▶ [What is needed] Since only the total matters, count the lines of these entries containing the word "emoji" and write that total alone.

▶ [Data in this exercise]
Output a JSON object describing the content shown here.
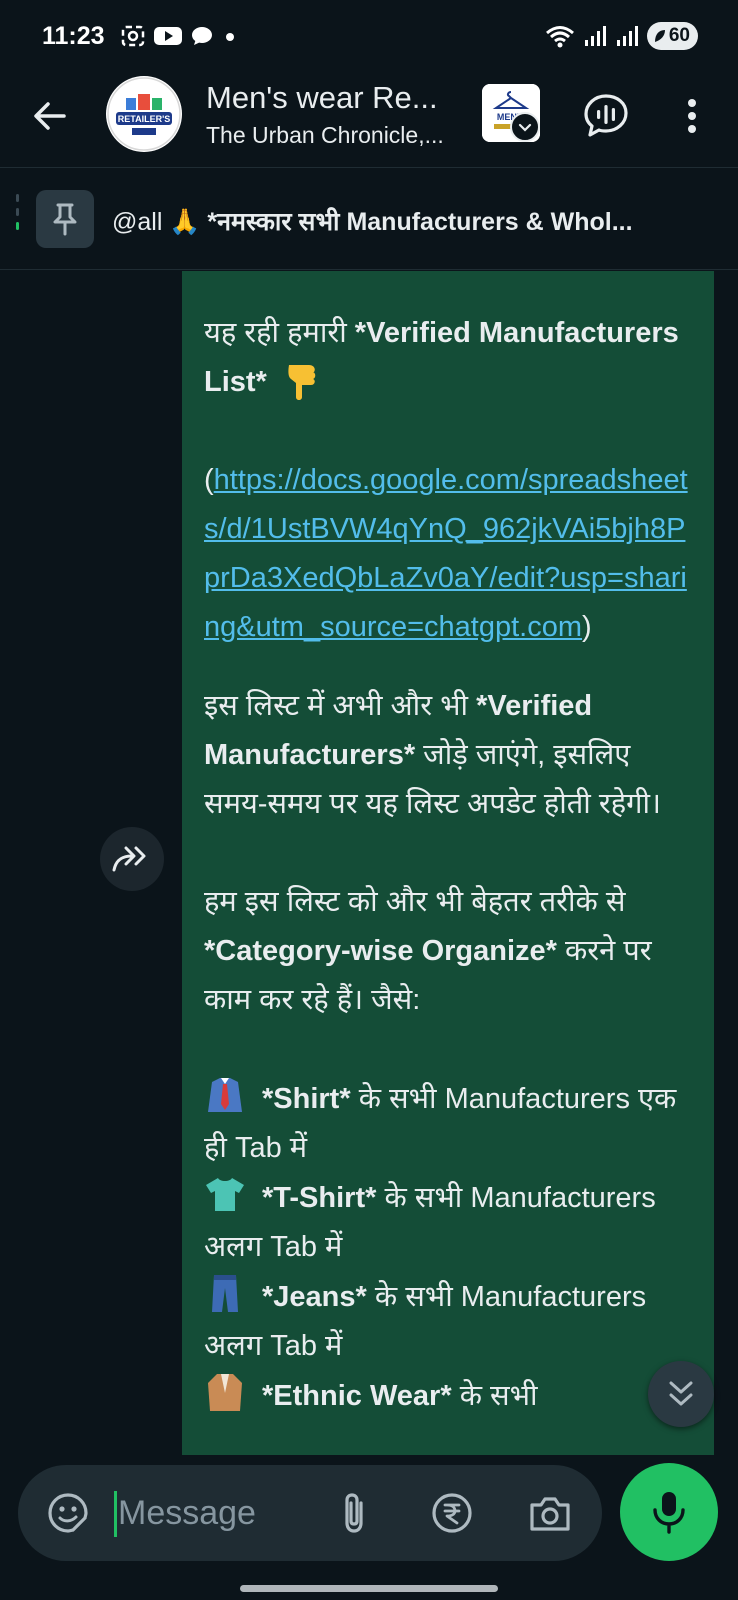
{
  "status_bar": {
    "time": "11:23",
    "battery": "60",
    "icons": [
      "screenshot-icon",
      "youtube-icon",
      "chat-bubble-icon",
      "dot-icon",
      "wifi-icon",
      "signal-icon",
      "signal-icon"
    ]
  },
  "header": {
    "title": "Men's wear Re...",
    "subtitle": "The Urban Chronicle,...",
    "avatar_text": "RETAILER'S",
    "community_avatar_text": "MEN'S"
  },
  "pinned": {
    "prefix": "@all 🙏 ",
    "bold_text": "*नमस्कार सभी Manufacturers & Whol..."
  },
  "message": {
    "intro_plain": "यह रही हमारी ",
    "intro_bold": "*Verified Manufacturers List*",
    "link_open": "(",
    "link": "https://docs.google.com/spreadsheets/d/1UstBVW4qYnQ_962jkVAi5bjh8PprDa3XedQbLaZv0aY/edit?usp=sharing&utm_source=chatgpt.com",
    "link_close": ")",
    "para2_a": "इस लिस्ट में अभी और भी ",
    "para2_bold": "*Verified Manufacturers*",
    "para2_b": " जोड़े जाएंगे, इसलिए समय-समय पर यह लिस्ट अपडेट होती रहेगी।",
    "para3_a": "हम इस लिस्ट को और भी बेहतर तरीके से ",
    "para3_bold": "*Category-wise Organize*",
    "para3_b": " करने पर काम कर रहे हैं। जैसे:",
    "items": [
      {
        "icon": "tie-shirt-emoji",
        "bold": "*Shirt*",
        "text": " के सभी Manufacturers एक ही Tab में"
      },
      {
        "icon": "tshirt-emoji",
        "bold": "*T-Shirt*",
        "text": " के सभी Manufacturers अलग Tab में"
      },
      {
        "icon": "jeans-emoji",
        "bold": "*Jeans*",
        "text": " के सभी Manufacturers अलग Tab में"
      },
      {
        "icon": "coat-emoji",
        "bold": "*Ethnic Wear*",
        "text": " के सभी"
      }
    ]
  },
  "composer": {
    "placeholder": "Message"
  },
  "colors": {
    "background": "#0b141a",
    "bubble": "#144d37",
    "link": "#53bdeb",
    "accent": "#21c063"
  }
}
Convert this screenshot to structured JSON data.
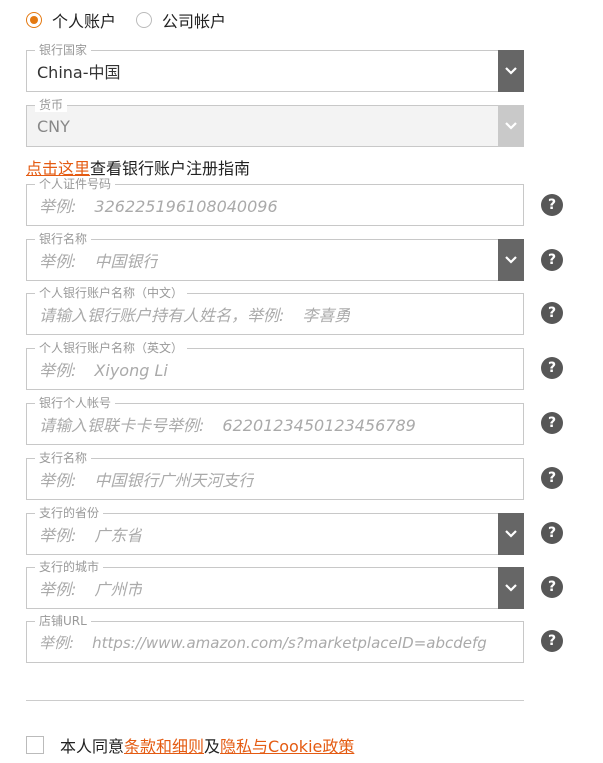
{
  "account_type": {
    "personal": "个人账户",
    "company": "公司帐户",
    "selected": "personal"
  },
  "fields": {
    "bank_country": {
      "label": "银行国家",
      "value": "China-中国"
    },
    "currency": {
      "label": "货币",
      "value": "CNY"
    },
    "id_number": {
      "label": "个人证件号码",
      "placeholder_key": "举例:",
      "placeholder": "326225196108040096"
    },
    "bank_name": {
      "label": "银行名称",
      "placeholder_key": "举例:",
      "placeholder": "中国银行"
    },
    "holder_cn": {
      "label": "个人银行账户名称（中文）",
      "placeholder_key": "请输入银行账户持有人姓名，举例:",
      "placeholder": "李喜勇"
    },
    "holder_en": {
      "label": "个人银行账户名称（英文）",
      "placeholder_key": "举例:",
      "placeholder": "Xiyong Li"
    },
    "account_no": {
      "label": "银行个人帐号",
      "placeholder_key": "请输入银联卡卡号举例:",
      "placeholder": "6220123450123456789"
    },
    "branch": {
      "label": "支行名称",
      "placeholder_key": "举例:",
      "placeholder": "中国银行广州天河支行"
    },
    "branch_province": {
      "label": "支行的省份",
      "placeholder_key": "举例:",
      "placeholder": "广东省"
    },
    "branch_city": {
      "label": "支行的城市",
      "placeholder_key": "举例:",
      "placeholder": "广州市"
    },
    "store_url": {
      "label": "店铺URL",
      "placeholder_key": "举例:",
      "placeholder": "https://www.amazon.com/s?marketplaceID=abcdefg"
    }
  },
  "guide": {
    "link": "点击这里",
    "text": "查看银行账户注册指南"
  },
  "help_glyph": "?",
  "agree": {
    "prefix": "本人同意",
    "terms": "条款和细则",
    "and": "及",
    "privacy": "隐私与Cookie政策"
  },
  "colors": {
    "accent": "#e47911",
    "link": "#e45b12",
    "select_arrow": "#666666"
  },
  "icons": {
    "select": "chevron-down-icon",
    "help": "help-icon"
  }
}
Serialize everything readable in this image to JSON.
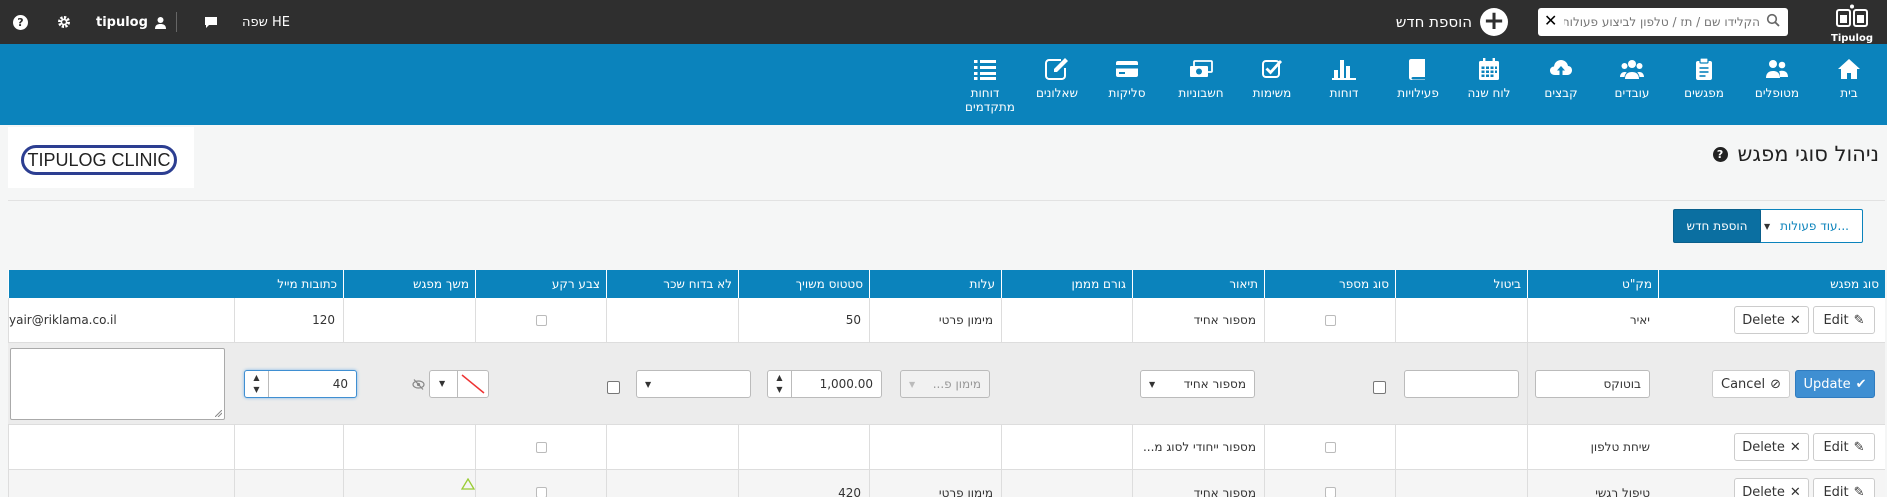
{
  "topbar": {
    "logo_name": "Tipulog",
    "search_placeholder": "הקלידו שם / תז / טלפון לביצוע פעולות",
    "add_new_label": "הוספת חדש",
    "language_label": "שפה HE",
    "username": "tipulog"
  },
  "nav": [
    {
      "label": "בית",
      "icon": "home-icon"
    },
    {
      "label": "מטופלים",
      "icon": "patients-icon"
    },
    {
      "label": "מפגשים",
      "icon": "clipboard-icon"
    },
    {
      "label": "עובדים",
      "icon": "employees-icon"
    },
    {
      "label": "קבצים",
      "icon": "cloud-upload-icon"
    },
    {
      "label": "לוח שנה",
      "icon": "calendar-icon"
    },
    {
      "label": "פעילויות",
      "icon": "book-icon"
    },
    {
      "label": "דוחות",
      "icon": "bar-chart-icon"
    },
    {
      "label": "משימות",
      "icon": "tasks-icon"
    },
    {
      "label": "חשבוניות",
      "icon": "money-icon"
    },
    {
      "label": "סליקות",
      "icon": "credit-card-icon"
    },
    {
      "label": "שאלונים",
      "icon": "edit-icon"
    },
    {
      "label": "דוחות מתקדמים",
      "icon": "list-icon"
    }
  ],
  "page": {
    "title": "ניהול סוגי מפגש",
    "clinic_logo_text": "TIPULOG CLINIC",
    "more_actions_label": "עוד פעולות...",
    "add_new_label": "הוספת חדש"
  },
  "grid": {
    "columns": [
      "סוג מפגש",
      "מק\"ט",
      "ביטול",
      "סוג מספר",
      "תיאור",
      "גורם מממן",
      "עלות",
      "סטטוס משויך",
      "לא בדוח שכר",
      "צבע רקע",
      "משך מפגש",
      "כתובות מייל"
    ],
    "edit_label": "Edit",
    "delete_label": "Delete",
    "update_label": "Update",
    "cancel_label": "Cancel",
    "rows": [
      {
        "type": "יאיר",
        "number_type": "מספור אחיד",
        "funder": "מימון פרטי",
        "cost": "50",
        "duration": "120",
        "email": "yair@riklama.co.il"
      },
      {
        "type": "בוטוקס",
        "number_type": "מספור אחיד",
        "funder": "מימון פ...",
        "cost": "1,000.00",
        "duration": "40"
      },
      {
        "type": "שיחת טלפון",
        "number_type": "מספור ייחודי לסוג מ..."
      },
      {
        "type": "טיפול רגשי",
        "number_type": "מספור אחיד",
        "funder": "מימון פרטי",
        "cost": "420"
      }
    ]
  }
}
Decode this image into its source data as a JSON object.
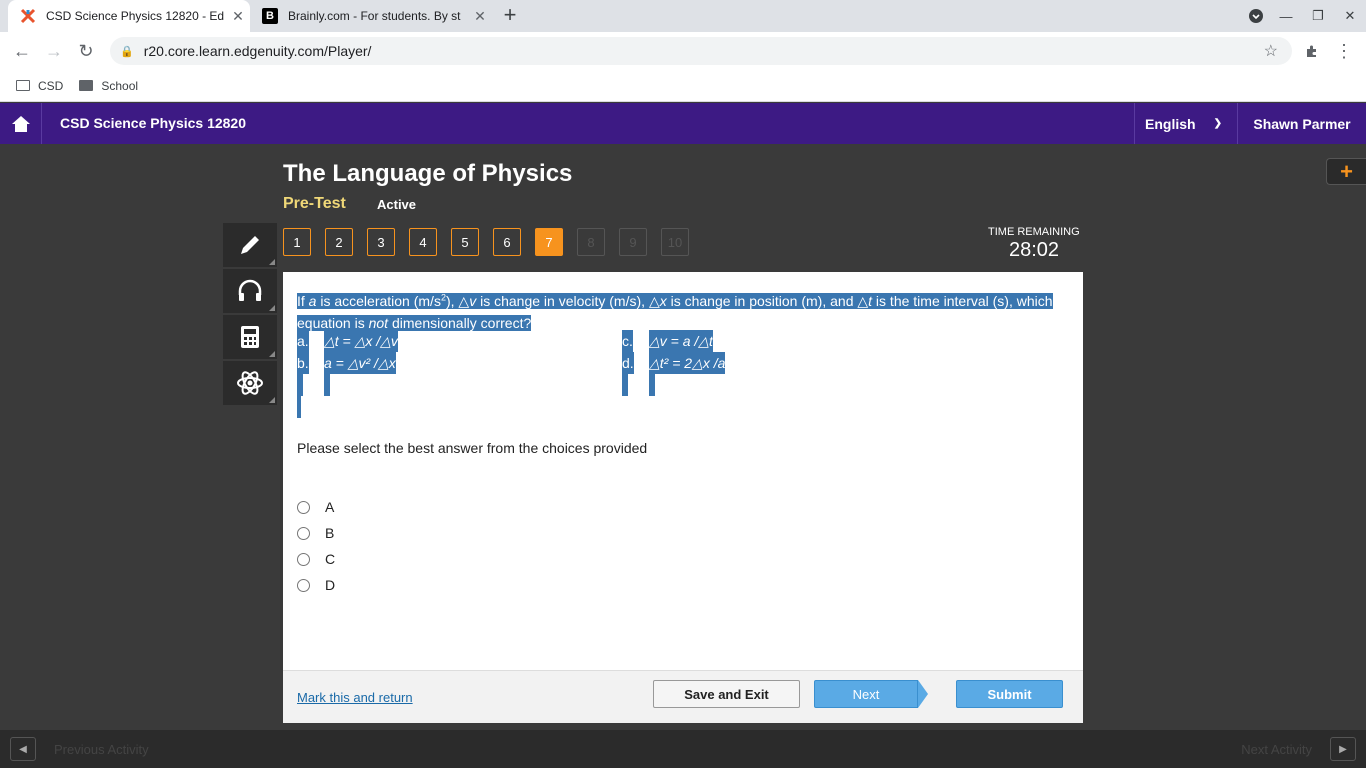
{
  "browser": {
    "tabs": [
      {
        "title": "CSD Science Physics 12820 - Ed",
        "active": true
      },
      {
        "title": "Brainly.com - For students. By st",
        "active": false
      }
    ],
    "url": "r20.core.learn.edgenuity.com/Player/",
    "bookmarks": [
      "CSD",
      "School"
    ]
  },
  "header": {
    "course": "CSD Science Physics 12820",
    "language": "English",
    "user": "Shawn Parmer"
  },
  "activity": {
    "title": "The Language of Physics",
    "type": "Pre-Test",
    "status": "Active"
  },
  "questions": {
    "numbers": [
      "1",
      "2",
      "3",
      "4",
      "5",
      "6",
      "7",
      "8",
      "9",
      "10"
    ],
    "current": "7"
  },
  "timer": {
    "label": "TIME REMAINING",
    "value": "28:02"
  },
  "question": {
    "p1": "If ",
    "a": "a",
    "p2": " is acceleration (m/s",
    "sq": "2",
    "p3": "), ",
    "p4": "v",
    "p5": " is change in velocity (m/s), ",
    "p6": "x",
    "p7": " is change in position (m), and ",
    "p8": "t",
    "p9": " is the time interval (s), which equation is ",
    "not": "not",
    "p10": " dimensionally correct?",
    "options": [
      {
        "letter": "a.",
        "eq": "△t = △x /△v"
      },
      {
        "letter": "b.",
        "eq": "a = △v² /△x"
      },
      {
        "letter": "c.",
        "eq": "△v = a /△t"
      },
      {
        "letter": "d.",
        "eq": "△t² = 2△x /a"
      }
    ]
  },
  "prompt": "Please select the best answer from the choices provided",
  "answers": [
    "A",
    "B",
    "C",
    "D"
  ],
  "footer": {
    "mark": "Mark this and return",
    "save": "Save and Exit",
    "next": "Next",
    "submit": "Submit"
  },
  "bottom": {
    "prev": "Previous Activity",
    "next": "Next Activity"
  },
  "colors": {
    "brand": "#3d1a84",
    "accent": "#f7931e",
    "button": "#5aaae5"
  }
}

▶ [Solved exercise] 4